● **Task objective**: Would you copy each line of the records that includes the word "JSON"?

——————

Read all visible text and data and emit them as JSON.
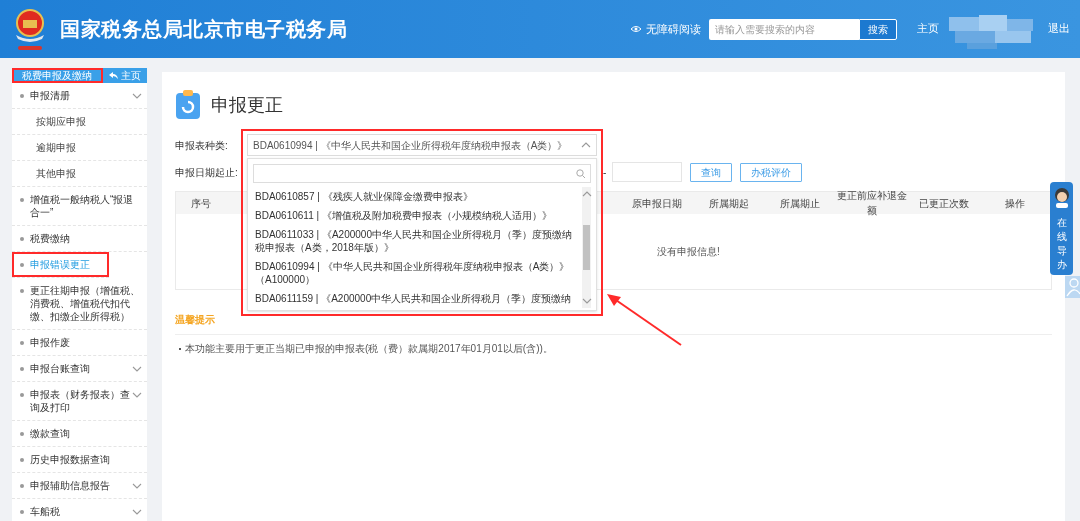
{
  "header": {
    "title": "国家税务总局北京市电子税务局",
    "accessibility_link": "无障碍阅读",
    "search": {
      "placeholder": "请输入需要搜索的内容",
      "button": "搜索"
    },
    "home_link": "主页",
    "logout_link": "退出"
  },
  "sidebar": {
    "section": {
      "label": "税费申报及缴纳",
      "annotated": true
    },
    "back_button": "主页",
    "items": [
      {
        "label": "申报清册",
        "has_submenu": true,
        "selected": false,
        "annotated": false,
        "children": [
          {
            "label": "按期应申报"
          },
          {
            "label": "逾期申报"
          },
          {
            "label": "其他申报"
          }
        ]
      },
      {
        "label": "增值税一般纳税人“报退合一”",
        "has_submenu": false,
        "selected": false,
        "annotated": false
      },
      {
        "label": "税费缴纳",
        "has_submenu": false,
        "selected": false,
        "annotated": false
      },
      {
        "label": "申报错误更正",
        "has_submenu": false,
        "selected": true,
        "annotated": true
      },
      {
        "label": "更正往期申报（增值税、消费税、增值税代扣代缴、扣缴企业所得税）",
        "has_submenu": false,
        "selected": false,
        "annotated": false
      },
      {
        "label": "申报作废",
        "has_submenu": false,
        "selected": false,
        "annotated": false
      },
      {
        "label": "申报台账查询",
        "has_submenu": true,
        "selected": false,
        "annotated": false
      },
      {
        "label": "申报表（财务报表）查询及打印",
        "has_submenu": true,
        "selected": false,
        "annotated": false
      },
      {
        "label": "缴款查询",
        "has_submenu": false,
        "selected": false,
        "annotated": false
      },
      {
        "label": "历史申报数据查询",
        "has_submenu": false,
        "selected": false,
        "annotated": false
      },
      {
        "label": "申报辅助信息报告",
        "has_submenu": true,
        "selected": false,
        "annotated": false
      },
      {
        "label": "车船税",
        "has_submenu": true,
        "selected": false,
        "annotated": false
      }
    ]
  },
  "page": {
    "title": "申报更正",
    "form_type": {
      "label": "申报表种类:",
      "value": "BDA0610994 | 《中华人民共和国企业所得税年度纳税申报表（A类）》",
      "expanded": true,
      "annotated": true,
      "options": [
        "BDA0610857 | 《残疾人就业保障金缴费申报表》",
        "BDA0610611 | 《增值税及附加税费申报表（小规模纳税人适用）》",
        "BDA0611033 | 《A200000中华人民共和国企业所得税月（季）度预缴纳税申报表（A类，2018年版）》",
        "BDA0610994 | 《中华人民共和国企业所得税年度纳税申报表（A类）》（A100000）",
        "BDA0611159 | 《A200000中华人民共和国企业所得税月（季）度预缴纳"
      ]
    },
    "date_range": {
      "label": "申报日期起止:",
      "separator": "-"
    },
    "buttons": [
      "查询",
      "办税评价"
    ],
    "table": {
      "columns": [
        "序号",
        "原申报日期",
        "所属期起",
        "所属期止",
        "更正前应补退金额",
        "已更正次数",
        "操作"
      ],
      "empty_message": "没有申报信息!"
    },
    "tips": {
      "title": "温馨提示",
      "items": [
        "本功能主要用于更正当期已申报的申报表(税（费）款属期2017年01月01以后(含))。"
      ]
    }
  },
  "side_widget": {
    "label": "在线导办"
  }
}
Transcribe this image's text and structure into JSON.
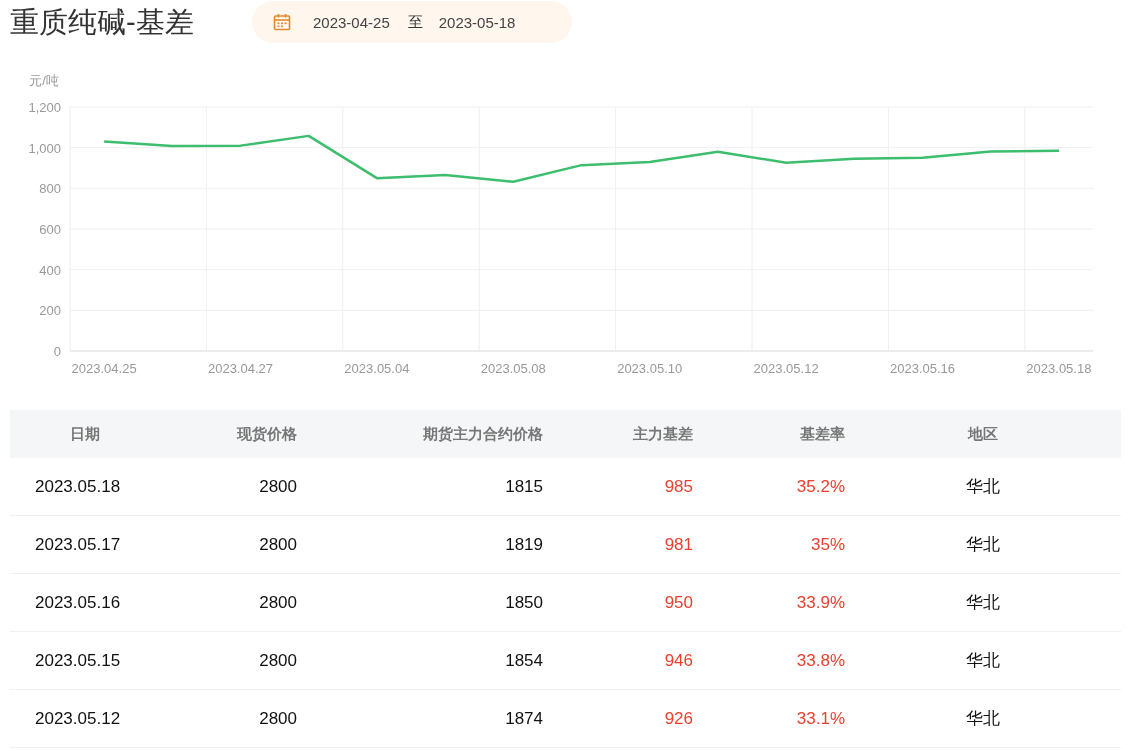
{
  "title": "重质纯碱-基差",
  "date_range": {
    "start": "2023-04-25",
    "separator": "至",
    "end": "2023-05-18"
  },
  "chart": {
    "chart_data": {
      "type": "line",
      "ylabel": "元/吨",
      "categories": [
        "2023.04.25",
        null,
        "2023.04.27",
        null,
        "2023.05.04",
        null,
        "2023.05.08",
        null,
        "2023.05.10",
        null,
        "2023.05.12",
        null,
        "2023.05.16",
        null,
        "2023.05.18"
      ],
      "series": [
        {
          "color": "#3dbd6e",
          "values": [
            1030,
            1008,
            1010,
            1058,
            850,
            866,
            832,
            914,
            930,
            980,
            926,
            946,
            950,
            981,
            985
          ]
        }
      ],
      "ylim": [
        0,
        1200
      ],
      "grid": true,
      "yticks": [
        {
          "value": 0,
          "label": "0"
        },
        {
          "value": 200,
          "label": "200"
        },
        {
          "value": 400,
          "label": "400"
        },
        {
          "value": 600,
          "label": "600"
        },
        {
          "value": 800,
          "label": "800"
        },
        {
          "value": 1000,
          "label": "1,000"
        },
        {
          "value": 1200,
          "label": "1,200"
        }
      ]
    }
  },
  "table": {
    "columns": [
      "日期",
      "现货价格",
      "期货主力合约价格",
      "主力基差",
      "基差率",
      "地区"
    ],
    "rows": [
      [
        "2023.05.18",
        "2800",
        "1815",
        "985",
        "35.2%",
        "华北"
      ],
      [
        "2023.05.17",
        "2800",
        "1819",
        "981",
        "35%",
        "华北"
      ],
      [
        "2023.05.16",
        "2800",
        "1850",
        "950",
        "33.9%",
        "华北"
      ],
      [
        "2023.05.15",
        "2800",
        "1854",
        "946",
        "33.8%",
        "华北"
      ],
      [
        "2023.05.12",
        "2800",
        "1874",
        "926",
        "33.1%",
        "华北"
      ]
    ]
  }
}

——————

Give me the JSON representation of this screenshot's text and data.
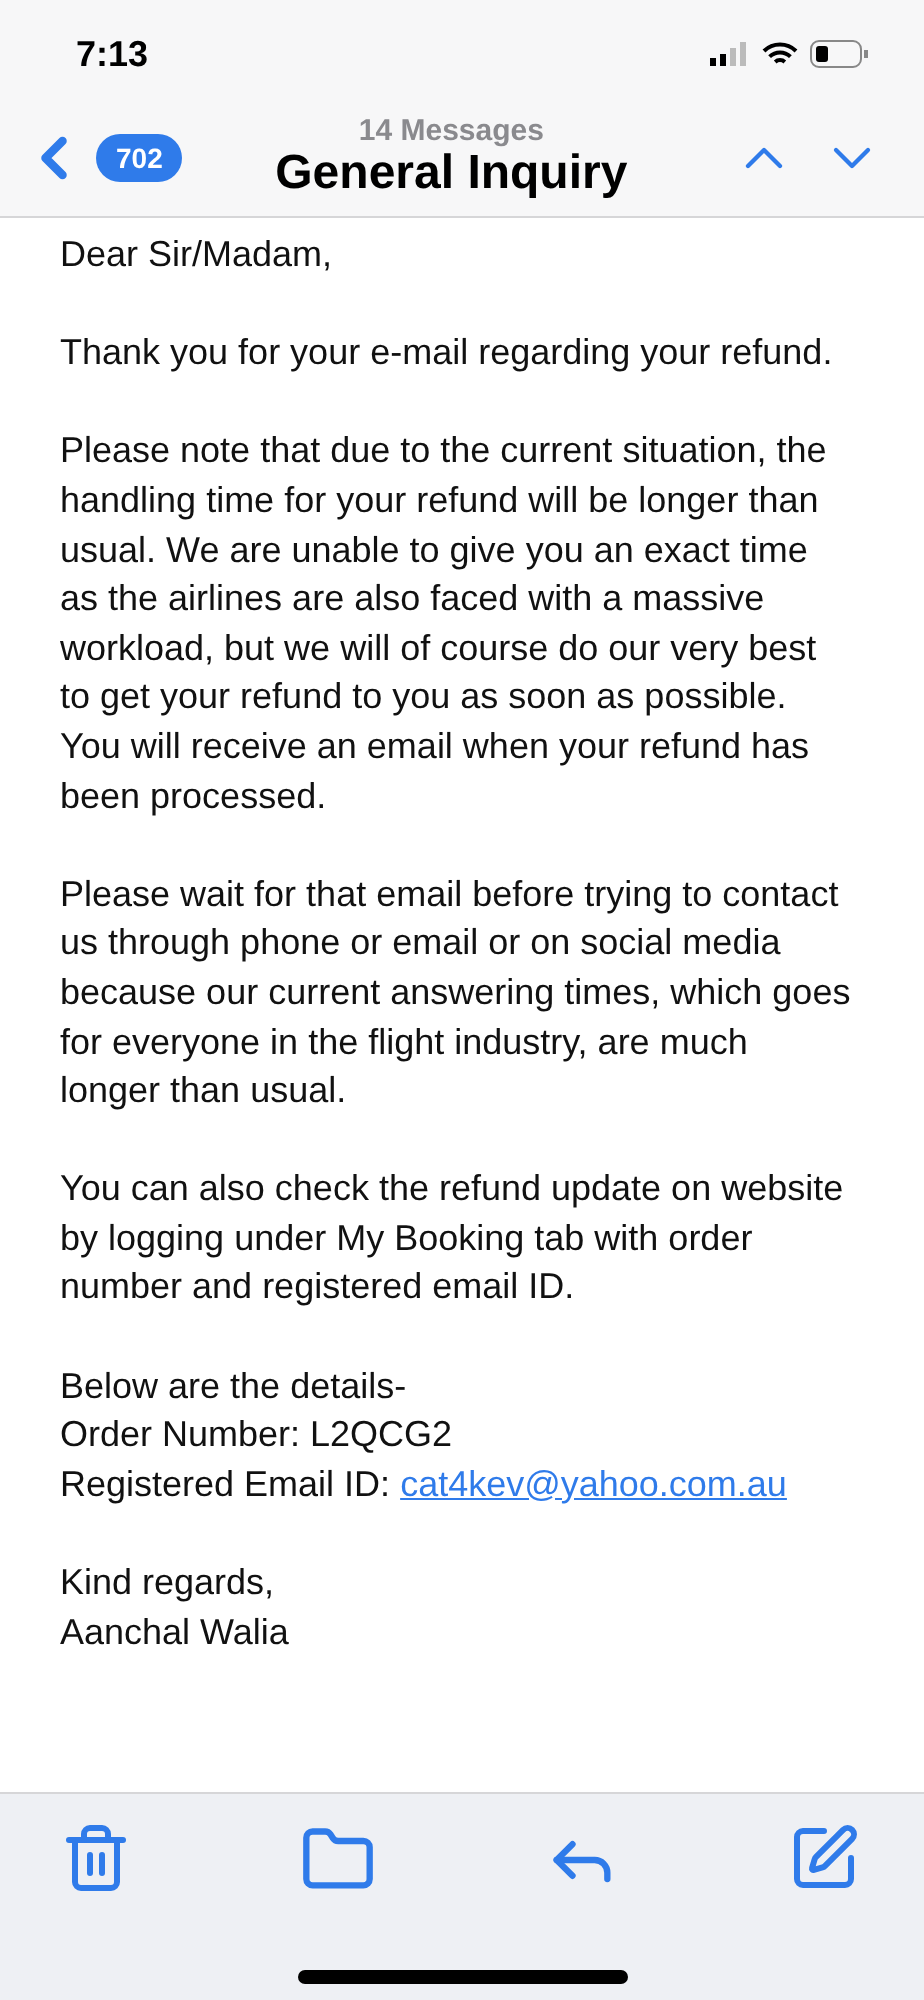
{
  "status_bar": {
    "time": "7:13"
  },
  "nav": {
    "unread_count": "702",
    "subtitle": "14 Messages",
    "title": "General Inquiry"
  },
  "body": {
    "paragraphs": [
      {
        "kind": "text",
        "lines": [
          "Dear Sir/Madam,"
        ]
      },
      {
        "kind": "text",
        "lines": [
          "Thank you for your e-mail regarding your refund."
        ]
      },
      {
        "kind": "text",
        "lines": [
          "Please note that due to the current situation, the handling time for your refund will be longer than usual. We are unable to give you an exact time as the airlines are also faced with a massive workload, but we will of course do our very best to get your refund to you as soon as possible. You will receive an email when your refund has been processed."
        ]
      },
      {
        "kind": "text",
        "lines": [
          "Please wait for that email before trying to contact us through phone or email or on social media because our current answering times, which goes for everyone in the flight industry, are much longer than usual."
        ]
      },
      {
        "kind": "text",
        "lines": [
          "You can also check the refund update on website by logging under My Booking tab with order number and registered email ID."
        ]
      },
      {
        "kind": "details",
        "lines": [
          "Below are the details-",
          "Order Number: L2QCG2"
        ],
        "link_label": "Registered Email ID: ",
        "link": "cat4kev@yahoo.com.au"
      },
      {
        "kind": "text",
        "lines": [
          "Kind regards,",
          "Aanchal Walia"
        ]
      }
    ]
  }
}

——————

● **Answer to this task**:
Read all visible text and data and emit them as JSON.
Transcribe this image's text and structure into JSON.
Give me the JSON representation of this screenshot's text and data.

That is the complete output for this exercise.